Phase 3 of Viscount Mining’s Silver Cliff drill program consisting of 13 holes over 881 meters has recently concluded and all of the core samples have been shipped and are currently being assayed. As a supplemental part of Viscount’s phase 3 drilling program, 50 surface rock chip samples were collected around the Kate Deposit, Passiflora and surrounding areas. Most of these samples were gathered from century-year-old, shallow mining pits which are found scattered throughout the Silver Cliff region. A map depicting silver concentration of each of these 124 surface samples including 74 local rock chip samples collected back in 2013 is shown below.

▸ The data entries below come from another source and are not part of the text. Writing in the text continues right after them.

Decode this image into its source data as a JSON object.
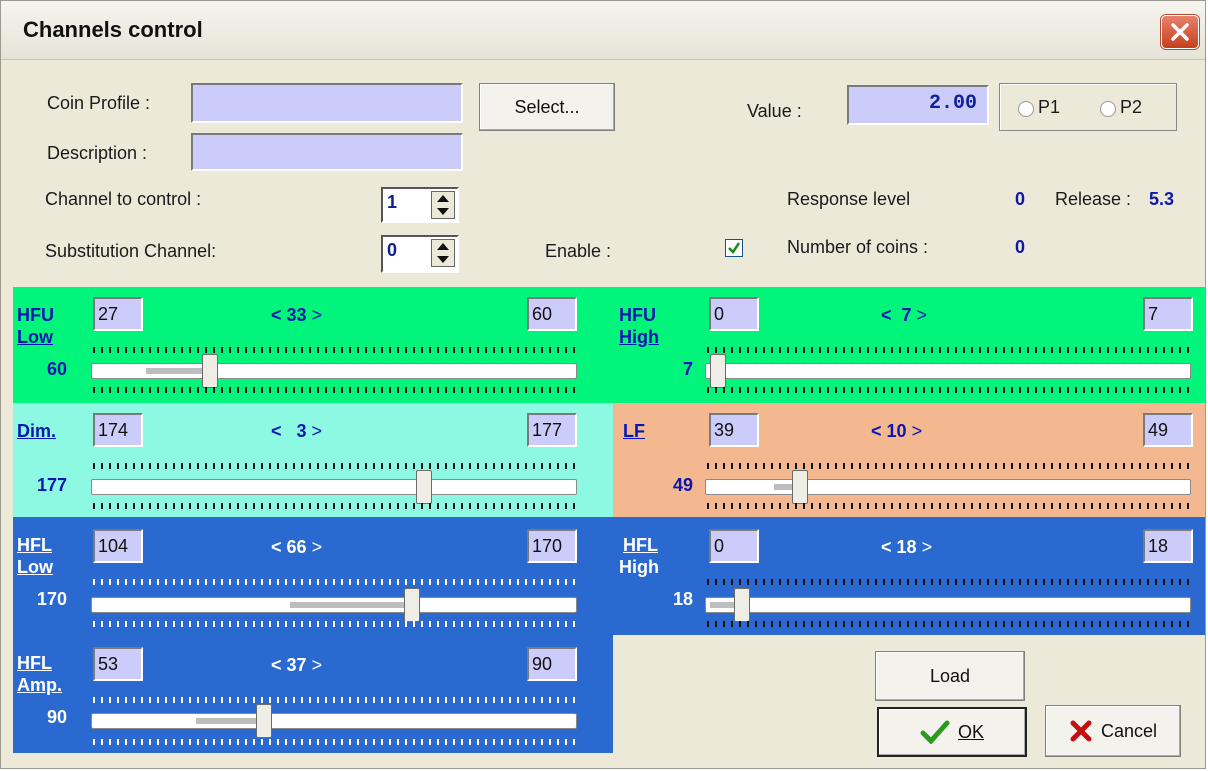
{
  "window": {
    "title": "Channels control",
    "close_icon": "close-icon"
  },
  "form": {
    "coin_profile_label": "Coin Profile :",
    "coin_profile_value": "",
    "description_label": "Description :",
    "description_value": "",
    "select_button": "Select...",
    "value_label": "Value :",
    "value": "2.00",
    "p1_label": "P1",
    "p2_label": "P2",
    "channel_label": "Channel to control :",
    "channel_value": "1",
    "substitution_label": "Substitution  Channel:",
    "substitution_value": "0",
    "enable_label": "Enable :",
    "enable_checked": true,
    "response_label": "Response level",
    "response_value": "0",
    "release_label": "Release :",
    "release_value": "5.3",
    "coins_label": "Number of coins :",
    "coins_value": "0"
  },
  "panels": [
    {
      "key": "hfu_low",
      "name1": "HFU",
      "name2": "Low",
      "min": "27",
      "max": "60",
      "range": "33",
      "current": "60",
      "color": "#00f57a"
    },
    {
      "key": "hfu_high",
      "name1": "HFU",
      "name2": "High",
      "min": "0",
      "max": "7",
      "range": "7",
      "current": "7",
      "color": "#00f57a"
    },
    {
      "key": "dim",
      "name1": "Dim.",
      "name2": "",
      "min": "174",
      "max": "177",
      "range": "3",
      "current": "177",
      "color": "#8ef9e3"
    },
    {
      "key": "lf",
      "name1": "LF",
      "name2": "",
      "min": "39",
      "max": "49",
      "range": "10",
      "current": "49",
      "color": "#f3b88f"
    },
    {
      "key": "hfl_low",
      "name1": "HFL",
      "name2": "Low",
      "min": "104",
      "max": "170",
      "range": "66",
      "current": "170",
      "color": "#2a6ad0"
    },
    {
      "key": "hfl_high",
      "name1": "HFL",
      "name2": "High",
      "min": "0",
      "max": "18",
      "range": "18",
      "current": "18",
      "color": "#2a6ad0"
    },
    {
      "key": "hfl_amp",
      "name1": "HFL",
      "name2": "Amp.",
      "min": "53",
      "max": "90",
      "range": "37",
      "current": "90",
      "color": "#2a6ad0"
    }
  ],
  "buttons": {
    "load": "Load",
    "ok": "OK",
    "cancel": "Cancel"
  }
}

Twenty eight (28) of these rock chip samples collected at the surface tested over 100 g/t silver, with the highest testing sample assayed 1330 g/t silver. The presence of such high-grade silver deposits being revealed at the surface by shallow, abandoned pits, shows high promise for an eventual open pit mine. Many of these higher testing samples were collected from two locations: the southwest Passiflora and the northern area of the Kate Deposit and extension.

In the northern area of the Kate Deposit, 15 surface rock chip samples assayed between 71 and 1330 g/t silver, well above the current economic cut-off grade. Seven (7) of these high-grade rock chip samples, including the two highest testing (737 and 1330 G/T), on land outside of the current extent of the ore body as defined by Dr. Gilles Arseneau in 2018. The report titled Mineral Resource Estimate for the Silver Cliff Property, Custer County, Colorado, USA dated April 15, 2018 was prepared by Dr. Gilles Arseneau, Ph.D., P. Geo of Arseneau Consulting Services (“ACS”) in accordance with the Canadian Institute of Mining, Metallurgy and Petroleum (“CIM”) Definition Standards incorporated by reference in National Instrument 43-101 (“NI 43-101”) for its Silver Cliff property in Colorado.